U.S. research funding bends but does not break


As the COVID-19 virus made its way around the world, members of the American biomedical research community rushed to react, first to the need to transition to new ways to teach their classes and then
to close their research labs for as long as two months. In an effort to make the transition to the new reality of shuttered research labs, both the U.S. National Institutes of Health (NIH) and the National Science Foundation (NSF) issued a series of policy announcements intended to ease the concerns of the members of their community.

Both agencies have pages of their websites dedicated to answering the concerns of grantees and those wishing to submit grants. The NIH page (https://grants.nih.gov/grants/natural_disasters/corona-virus.htm) addresses proposal submission and award management, human subjects and clinical trials, animal welfare, and peer review.

The NSF page (www.nsf.gov/news/special_reports/coronavirus) includes general COVID-19–related information, information on deadline extension, information for grantees and applicants, and information for NSF panelists.

While the NIH is assuring the members of its community of a great deal of flexibility in helping labs get back up and running at the conclusion of the national emergency, everyone is encouraged to be aware of the recent announcements coming from their funders in response to this unprecedented situation.

About the Author:

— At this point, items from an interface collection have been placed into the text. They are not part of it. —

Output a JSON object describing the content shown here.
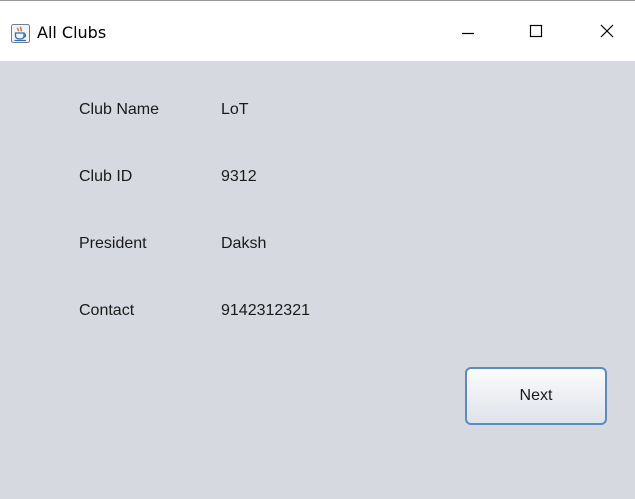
{
  "window": {
    "title": "All Clubs",
    "icon": "java-coffee-icon",
    "controls": {
      "minimize_icon": "minimize-icon",
      "maximize_icon": "maximize-icon",
      "close_icon": "close-icon"
    }
  },
  "fields": [
    {
      "label": "Club Name",
      "value": "LoT"
    },
    {
      "label": "Club ID",
      "value": "9312"
    },
    {
      "label": "President",
      "value": "Daksh"
    },
    {
      "label": "Contact",
      "value": "9142312321"
    }
  ],
  "actions": {
    "next_label": "Next"
  },
  "colors": {
    "background": "#d7d9e0",
    "titlebar": "#ffffff",
    "button_border": "#5b8bc6"
  }
}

Kevin M. Wilson serves as Director of Public Policy and Media Relations for The American Society for Cell Biology. He's worked as the Legislative Director for U.S. Congressman Robert Weygand (D-RI) and as a Legislative Assistant for U.S. Senator Claiborne Pell (D-RI). He has a BA in Politics and American Government from the Catholic University of America. Email: kwilson@ascb.org